The Northern California Chamorro Club was formed to create unity, and to offer social, and recreational activities for members of the Chamorro community. To provide comfort, and assistance to members of the Chamorro community in times of misfortune: foster, advance, and maintain a spirit of family, and comradeship among its members, and to generally encourage better citizenship, and finer living. To offer an avenue for children of the Chamorro community to learn, and retain the cultural elements, and customs of The Marianas Islands.

OCA Sacramento-Asian Pacific American Advocates

OCA represents Asian Pacific American Advocates, a national organization dedicated to advancing the social, political and economic well-being of Asian Pacific Islander Americans in the United States.

Pacific Islander/Southeast-Asian American Resilience Integrity and Self-Determination through Education (PRISE) at American River College

PRISE is a Pacific Islander and Southeast Asian learning community that aims to create a home/family atmosphere for students on campus and is one of the core programs in APISC. PRISErs receive assistance in reaching their academic goals at ARC through dedicated courses, academic counseling, peer mentoring, cultural enrichment, and book assistance. 

Sacramento Valley Korean American Community

The Korean American Association of Sacramento, which started in 1962 and is now in its 26th generation, has a history of over 50 years.

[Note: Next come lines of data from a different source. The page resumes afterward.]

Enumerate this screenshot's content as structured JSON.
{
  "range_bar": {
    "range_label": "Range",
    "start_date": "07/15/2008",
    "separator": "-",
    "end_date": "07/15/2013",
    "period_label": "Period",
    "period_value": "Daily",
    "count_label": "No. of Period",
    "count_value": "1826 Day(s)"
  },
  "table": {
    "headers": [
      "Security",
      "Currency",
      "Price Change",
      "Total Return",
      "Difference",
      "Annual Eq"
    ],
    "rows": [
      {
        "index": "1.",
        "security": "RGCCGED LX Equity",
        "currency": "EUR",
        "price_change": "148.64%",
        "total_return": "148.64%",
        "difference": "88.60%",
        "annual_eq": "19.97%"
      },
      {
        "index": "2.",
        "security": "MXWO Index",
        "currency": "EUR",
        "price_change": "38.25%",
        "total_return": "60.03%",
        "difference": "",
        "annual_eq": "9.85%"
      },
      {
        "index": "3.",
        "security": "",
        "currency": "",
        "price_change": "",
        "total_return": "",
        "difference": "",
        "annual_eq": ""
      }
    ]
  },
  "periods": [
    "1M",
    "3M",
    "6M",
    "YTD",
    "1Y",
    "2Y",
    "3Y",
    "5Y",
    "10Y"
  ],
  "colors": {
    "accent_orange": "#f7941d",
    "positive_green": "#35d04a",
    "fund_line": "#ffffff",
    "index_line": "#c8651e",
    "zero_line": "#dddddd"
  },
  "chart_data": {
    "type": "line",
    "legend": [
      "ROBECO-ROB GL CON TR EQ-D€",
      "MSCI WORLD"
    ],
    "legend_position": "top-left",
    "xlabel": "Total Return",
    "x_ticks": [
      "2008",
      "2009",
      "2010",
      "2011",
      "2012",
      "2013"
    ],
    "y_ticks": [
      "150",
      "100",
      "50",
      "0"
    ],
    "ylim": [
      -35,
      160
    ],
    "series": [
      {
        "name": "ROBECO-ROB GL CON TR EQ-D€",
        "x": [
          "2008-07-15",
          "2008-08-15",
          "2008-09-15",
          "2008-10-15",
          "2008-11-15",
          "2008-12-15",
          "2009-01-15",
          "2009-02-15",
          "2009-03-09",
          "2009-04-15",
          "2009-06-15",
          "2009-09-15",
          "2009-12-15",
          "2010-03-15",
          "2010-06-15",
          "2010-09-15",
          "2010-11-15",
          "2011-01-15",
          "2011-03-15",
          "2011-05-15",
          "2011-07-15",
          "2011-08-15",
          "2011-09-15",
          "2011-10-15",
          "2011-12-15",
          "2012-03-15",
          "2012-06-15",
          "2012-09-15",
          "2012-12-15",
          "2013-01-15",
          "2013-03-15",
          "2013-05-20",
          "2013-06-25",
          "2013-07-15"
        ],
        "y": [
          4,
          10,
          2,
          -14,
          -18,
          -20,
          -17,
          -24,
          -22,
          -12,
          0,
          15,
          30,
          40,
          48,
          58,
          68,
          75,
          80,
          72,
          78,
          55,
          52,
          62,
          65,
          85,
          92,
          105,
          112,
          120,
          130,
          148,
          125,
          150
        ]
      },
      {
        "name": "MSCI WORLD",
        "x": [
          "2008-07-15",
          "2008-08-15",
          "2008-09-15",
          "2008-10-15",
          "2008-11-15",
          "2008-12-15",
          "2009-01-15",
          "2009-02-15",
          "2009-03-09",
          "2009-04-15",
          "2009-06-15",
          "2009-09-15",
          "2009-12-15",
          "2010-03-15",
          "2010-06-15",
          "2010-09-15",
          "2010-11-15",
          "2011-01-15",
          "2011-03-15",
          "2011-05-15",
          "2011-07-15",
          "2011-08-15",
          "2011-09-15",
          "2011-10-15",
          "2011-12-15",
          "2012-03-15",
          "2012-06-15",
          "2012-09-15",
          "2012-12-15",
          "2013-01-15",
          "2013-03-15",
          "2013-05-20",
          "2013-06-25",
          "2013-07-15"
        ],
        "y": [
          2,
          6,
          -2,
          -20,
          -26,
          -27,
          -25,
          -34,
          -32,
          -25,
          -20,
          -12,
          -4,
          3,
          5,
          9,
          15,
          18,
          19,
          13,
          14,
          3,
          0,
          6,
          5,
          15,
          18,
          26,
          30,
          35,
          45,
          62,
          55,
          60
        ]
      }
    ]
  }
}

To’utupu’o e ‘Otu Felenite Association (TOFA)

The mission of TOFA is to preserve and enhance the overall Health and Wellness of the Pacific Islander community in the Greater Sacramento Area by providing resources that support and promote higher education, community leadership opportunities, civil rights awareness, and cultural arts.

United Territories Of Pacific Islanders Alliance (UTOPIA) Sacramento

UTOPIA Sacramento’s primary focus is to provide an advocacy platform for the City of and County of Sacramento’s LGBTQI Pacific Islander’s population as well as the greater Pacific Islander community. The COVID crisis has disproportionately impacted Pacific Islanders so their focus has pivoted entirely to responding to the pandemic. UTOPIA Sacramento’s current objective is to provide Pacific Islanders with education, support and access to information about Health and Human Services programs available to them for testing and vaccination.

Wonoti Program/Native American and Pacific Islander Resource Room/Native American and Pacific Islander Club at Sierra College

The Wonoti Program at Sierra College is open to all students and is specifically designed to increase the retention and success rates of Native American and Pacific Islander/Polynesian students. Wonoti (a Southern Maidu word meaning “to cause to grow”) is a community dedicated to enhancing the cultural and educational experiences and opportunities of Native American and Pacific Islander/Polynesian students. The Wonoti Program is informed by an indigenous worldview that seeks to emphasize tribal/village values and ethics. Wonoti was designed to educate the students in the program holistically (mentally, physically, and spiritually) while also educating the campus community about the aboriginal peoples of this land.